**Work order:** Scan the entries for the word "shortcut". Every line that has it should be copied.

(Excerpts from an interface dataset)
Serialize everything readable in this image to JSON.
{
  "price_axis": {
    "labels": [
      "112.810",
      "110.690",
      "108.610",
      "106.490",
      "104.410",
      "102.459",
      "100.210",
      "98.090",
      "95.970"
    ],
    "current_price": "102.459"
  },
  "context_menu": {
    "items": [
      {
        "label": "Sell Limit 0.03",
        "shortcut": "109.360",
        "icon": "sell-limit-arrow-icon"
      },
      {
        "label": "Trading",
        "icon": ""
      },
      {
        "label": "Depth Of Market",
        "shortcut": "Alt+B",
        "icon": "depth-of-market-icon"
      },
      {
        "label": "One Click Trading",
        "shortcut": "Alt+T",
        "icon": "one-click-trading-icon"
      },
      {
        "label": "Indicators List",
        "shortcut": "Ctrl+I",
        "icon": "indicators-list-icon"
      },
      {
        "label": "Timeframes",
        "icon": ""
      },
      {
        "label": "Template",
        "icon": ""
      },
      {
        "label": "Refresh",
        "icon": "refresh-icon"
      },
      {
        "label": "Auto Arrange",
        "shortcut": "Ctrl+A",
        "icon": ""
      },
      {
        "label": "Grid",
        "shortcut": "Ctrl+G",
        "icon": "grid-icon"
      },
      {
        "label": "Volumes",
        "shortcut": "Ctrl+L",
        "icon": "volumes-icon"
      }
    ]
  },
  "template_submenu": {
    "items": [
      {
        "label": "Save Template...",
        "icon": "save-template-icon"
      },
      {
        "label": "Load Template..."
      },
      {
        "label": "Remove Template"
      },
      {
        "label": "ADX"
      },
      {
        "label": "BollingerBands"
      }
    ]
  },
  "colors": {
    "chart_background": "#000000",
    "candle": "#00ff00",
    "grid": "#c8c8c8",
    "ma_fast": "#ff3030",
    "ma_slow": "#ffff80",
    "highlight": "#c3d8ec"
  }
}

**Solution for this exercise:**
        "shortcut": "109.360",
        "shortcut": "Alt+B",
        "shortcut": "Alt+T",
        "shortcut": "Ctrl+I",
        "shortcut": "Ctrl+A",
        "shortcut": "Ctrl+G",
        "shortcut": "Ctrl+L",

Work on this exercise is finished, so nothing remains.